The Korean Ministry of Labour has appointed Fleishman-Hillard (F-H) to "develop a strategic communications campaign to address pressing labour-related issues within the domestic market," reports Media magazine. David Blecken reports that F-H will run a one-year campaign which will "aim to maintain social harmony by building a greater level of understanding between the government, business community, unions, employees and other related interest groups." The South Korean Embassy in Washington D.C.
"Fueled by tax-deductible donations and an explosion in philanthropic assets, think tanks have dramatically grown in size and influence during the past 100 years," writes J.H. Snider, himself a think tank fellow. "U.S. think tanks increased in number from eight in 1910 to 98 in 1960 and 1,106 in 2006. ...

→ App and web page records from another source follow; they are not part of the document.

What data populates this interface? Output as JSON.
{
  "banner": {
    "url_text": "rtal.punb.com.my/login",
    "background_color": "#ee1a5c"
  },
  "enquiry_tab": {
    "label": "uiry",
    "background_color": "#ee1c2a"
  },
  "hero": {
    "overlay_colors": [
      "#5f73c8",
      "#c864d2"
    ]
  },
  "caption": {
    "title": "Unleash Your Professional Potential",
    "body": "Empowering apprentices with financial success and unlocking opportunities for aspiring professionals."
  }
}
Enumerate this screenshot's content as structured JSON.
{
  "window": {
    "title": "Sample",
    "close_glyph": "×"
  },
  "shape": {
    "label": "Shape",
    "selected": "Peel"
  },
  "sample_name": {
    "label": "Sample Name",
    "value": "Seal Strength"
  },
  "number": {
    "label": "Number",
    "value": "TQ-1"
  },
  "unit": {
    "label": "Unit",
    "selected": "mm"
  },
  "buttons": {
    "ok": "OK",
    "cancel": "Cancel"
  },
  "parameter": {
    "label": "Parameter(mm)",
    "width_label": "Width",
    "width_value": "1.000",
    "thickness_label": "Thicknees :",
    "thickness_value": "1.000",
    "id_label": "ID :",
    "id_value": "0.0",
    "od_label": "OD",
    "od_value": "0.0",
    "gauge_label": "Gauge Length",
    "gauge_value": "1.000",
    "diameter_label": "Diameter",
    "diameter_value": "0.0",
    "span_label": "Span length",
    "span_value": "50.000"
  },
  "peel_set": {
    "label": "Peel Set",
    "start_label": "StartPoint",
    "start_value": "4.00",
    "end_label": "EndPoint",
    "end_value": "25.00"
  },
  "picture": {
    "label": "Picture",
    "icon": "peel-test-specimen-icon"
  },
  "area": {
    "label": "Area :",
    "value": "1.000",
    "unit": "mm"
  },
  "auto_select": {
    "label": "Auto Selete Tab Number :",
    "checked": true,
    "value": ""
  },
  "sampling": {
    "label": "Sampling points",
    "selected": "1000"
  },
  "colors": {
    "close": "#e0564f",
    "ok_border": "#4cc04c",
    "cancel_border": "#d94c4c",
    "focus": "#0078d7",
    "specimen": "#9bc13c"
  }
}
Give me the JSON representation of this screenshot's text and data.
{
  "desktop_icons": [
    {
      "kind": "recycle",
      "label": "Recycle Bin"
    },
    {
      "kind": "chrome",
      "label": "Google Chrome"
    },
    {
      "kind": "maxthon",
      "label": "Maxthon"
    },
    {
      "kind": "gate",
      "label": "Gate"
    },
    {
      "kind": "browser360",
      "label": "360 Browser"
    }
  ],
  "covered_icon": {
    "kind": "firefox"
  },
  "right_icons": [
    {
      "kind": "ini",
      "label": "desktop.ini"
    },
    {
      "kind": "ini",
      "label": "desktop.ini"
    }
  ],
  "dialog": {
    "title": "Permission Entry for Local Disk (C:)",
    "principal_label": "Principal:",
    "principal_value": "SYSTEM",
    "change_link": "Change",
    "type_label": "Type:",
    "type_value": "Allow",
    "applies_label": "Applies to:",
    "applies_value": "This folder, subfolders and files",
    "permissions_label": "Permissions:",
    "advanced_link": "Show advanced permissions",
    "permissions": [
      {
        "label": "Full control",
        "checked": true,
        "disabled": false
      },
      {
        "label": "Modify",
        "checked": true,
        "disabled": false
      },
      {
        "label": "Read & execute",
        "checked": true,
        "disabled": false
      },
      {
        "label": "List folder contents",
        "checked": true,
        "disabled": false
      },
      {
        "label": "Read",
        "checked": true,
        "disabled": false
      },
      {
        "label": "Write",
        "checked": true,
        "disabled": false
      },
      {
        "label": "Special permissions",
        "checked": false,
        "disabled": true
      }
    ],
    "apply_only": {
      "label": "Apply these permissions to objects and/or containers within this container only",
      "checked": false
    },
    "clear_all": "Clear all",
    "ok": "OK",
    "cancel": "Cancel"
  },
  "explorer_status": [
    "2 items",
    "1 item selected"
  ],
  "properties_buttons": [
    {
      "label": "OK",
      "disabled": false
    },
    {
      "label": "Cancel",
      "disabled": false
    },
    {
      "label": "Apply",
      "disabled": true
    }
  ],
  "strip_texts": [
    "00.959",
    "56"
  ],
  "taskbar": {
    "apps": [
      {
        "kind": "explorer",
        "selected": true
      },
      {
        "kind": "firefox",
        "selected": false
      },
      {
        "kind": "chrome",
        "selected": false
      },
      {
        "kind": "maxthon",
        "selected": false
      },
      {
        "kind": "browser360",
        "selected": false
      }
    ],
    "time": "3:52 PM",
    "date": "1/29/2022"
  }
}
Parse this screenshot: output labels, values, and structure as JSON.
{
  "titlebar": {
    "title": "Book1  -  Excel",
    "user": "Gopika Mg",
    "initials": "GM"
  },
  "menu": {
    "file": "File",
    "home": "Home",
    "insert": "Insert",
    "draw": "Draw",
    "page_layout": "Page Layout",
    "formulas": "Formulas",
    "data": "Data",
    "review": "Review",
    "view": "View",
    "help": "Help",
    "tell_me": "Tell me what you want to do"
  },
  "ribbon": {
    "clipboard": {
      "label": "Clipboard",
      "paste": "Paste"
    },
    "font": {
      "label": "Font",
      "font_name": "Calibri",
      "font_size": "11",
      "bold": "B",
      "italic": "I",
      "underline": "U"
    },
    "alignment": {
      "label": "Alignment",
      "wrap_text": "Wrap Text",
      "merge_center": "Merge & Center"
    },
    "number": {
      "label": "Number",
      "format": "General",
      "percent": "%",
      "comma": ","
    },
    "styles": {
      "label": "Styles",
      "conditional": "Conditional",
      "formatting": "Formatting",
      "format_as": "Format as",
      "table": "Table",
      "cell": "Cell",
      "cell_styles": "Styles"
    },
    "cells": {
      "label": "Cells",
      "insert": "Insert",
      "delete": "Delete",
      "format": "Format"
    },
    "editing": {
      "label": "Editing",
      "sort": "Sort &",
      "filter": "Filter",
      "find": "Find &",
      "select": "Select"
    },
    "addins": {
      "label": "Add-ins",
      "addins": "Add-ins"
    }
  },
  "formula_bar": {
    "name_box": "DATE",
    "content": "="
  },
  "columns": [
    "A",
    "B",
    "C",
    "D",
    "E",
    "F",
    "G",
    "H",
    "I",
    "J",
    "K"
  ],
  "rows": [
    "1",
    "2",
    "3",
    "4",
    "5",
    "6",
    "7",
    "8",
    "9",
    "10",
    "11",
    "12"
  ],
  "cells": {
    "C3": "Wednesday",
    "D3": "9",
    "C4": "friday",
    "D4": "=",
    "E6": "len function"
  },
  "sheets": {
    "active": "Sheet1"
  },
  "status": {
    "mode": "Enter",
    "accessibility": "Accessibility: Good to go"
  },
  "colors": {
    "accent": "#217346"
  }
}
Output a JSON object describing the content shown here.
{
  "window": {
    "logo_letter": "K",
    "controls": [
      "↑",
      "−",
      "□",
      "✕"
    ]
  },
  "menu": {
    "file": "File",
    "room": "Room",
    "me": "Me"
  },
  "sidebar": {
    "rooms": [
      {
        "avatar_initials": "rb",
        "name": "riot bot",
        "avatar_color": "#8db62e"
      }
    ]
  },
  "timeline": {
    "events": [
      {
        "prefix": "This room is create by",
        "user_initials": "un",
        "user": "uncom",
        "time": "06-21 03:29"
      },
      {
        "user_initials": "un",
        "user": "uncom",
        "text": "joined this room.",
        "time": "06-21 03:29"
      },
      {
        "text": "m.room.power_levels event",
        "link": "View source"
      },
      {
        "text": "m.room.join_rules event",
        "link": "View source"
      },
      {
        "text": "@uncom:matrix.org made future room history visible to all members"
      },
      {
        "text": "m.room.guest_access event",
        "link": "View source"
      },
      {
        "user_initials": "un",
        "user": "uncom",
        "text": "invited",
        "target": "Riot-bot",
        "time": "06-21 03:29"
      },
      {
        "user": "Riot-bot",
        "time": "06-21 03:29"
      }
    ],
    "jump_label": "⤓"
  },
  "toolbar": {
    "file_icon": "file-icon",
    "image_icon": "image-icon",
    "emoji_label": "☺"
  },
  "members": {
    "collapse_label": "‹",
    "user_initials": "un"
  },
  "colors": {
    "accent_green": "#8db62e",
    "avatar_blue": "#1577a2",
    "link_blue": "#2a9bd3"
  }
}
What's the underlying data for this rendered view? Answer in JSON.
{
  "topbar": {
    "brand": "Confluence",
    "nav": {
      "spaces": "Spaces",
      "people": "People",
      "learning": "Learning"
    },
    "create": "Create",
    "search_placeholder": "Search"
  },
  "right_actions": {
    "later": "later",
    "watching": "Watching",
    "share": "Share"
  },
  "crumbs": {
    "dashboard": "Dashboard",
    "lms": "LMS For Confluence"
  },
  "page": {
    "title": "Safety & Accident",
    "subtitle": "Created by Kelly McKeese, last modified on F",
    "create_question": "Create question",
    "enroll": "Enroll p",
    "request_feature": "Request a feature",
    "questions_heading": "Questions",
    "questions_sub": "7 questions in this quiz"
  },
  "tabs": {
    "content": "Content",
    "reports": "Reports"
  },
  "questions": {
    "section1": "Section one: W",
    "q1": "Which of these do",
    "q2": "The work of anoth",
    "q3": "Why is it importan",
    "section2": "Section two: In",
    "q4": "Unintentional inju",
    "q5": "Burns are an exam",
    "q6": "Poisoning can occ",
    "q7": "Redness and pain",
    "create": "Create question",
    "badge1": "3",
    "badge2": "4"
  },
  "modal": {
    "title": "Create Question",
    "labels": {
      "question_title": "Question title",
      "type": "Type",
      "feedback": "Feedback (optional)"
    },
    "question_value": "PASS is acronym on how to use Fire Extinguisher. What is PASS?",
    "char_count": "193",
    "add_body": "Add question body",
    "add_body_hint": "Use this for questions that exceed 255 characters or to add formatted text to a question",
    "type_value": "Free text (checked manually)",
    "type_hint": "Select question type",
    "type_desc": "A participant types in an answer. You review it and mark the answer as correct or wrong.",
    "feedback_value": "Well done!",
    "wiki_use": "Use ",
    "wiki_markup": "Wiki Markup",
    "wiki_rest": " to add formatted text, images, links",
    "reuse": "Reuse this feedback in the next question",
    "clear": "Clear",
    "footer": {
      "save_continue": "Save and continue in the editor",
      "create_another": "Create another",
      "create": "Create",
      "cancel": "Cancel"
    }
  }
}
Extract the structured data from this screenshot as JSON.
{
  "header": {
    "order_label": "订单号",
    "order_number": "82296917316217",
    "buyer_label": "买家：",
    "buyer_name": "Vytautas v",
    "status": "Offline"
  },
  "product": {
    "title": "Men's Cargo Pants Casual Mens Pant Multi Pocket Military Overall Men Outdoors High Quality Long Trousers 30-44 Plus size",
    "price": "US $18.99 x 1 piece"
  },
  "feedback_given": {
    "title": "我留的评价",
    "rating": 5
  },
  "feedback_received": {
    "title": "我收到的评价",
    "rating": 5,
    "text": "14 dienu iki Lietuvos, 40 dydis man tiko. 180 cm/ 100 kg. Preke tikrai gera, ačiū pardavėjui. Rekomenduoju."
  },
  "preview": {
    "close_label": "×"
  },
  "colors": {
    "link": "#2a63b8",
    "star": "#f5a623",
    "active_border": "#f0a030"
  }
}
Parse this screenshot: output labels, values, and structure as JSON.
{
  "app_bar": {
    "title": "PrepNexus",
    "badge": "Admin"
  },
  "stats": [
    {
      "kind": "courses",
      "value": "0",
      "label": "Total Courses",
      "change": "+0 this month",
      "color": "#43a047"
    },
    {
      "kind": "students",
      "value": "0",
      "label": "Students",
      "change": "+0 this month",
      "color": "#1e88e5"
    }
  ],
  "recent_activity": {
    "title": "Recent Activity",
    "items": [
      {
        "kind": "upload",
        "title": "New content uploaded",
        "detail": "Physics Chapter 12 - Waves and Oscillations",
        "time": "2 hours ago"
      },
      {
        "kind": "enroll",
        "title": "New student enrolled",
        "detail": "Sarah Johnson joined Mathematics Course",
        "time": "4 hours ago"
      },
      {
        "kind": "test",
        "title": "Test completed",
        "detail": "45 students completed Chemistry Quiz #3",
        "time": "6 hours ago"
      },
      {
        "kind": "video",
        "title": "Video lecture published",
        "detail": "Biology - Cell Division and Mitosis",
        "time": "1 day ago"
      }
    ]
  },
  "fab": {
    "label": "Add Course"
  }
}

J. Scott Trubey reports that documents, obtained under Georgia's freedom of information laws, revealed that Fleishman-Hillard (F-H) had been hired by Georgia Lottery to sell the concept of the state's first casino to legislators, business leaders and the public. Underground Atlanta, a shopping complex, was mentioned as a possible site for the introduction of a casino.
Berman has long been the front man through which corporations have aggressively attacked their opponents without leaving fingerprints. Known to his own friends and enemies alike as "Dr. Evil," Berman has perfected the art of setting up non-profit "charitable" groups to advance corporate interests. The groups have deceptively helpful-sounding names, like "Guest Choice Network," the "Employment Policies Institute" or the "Center for Consumer Freedom," but really serve as well-funded attack dogs for the tobacco, alcohol, chain restaurant, tanning and other industries. The groups' non-profit status makes their funding hard to trace, which has permitted Berman to operate in the shadows for decades while pocketing millions from unpopular industries for his work thwarting public interest legislation.
"Our goal is straightforward," wrote the head of the Center for Energy and Economic Development, now called the American Coalition for Clean Coal Electricity. "Persuade states that voluntary sequestration activities and technology investments are appropriate policies to address climate change concerns, while government mandatory controls are not." The 2004 memo (pdf), written to the head of Peabody Energy, also details the industry front group's efforts to "sow discord among the RGGI states," the Regional Greenhouse Gas Initiative by ten U.S. states. That was done via front group-sponsored research that concluded the RGGI states would face "negative economic consequences" for reducing their greenhouse gas (GHG) emissions, while having "an infinitesimal affect on global GHG concentrations." On the federal level, the memo boasts, "We activated the Americans for Balanced Energy Choices (ABEC) citizen army to call targeted U.S. Senators," in opposition to the McCain-Lieberman climate change bill.
The Financial Times notes that "with precisely zero votes from Republican lawmakers for his $819 billion stimulus package, Barack Obama’s bipartisan aspirations may already be in tatters ...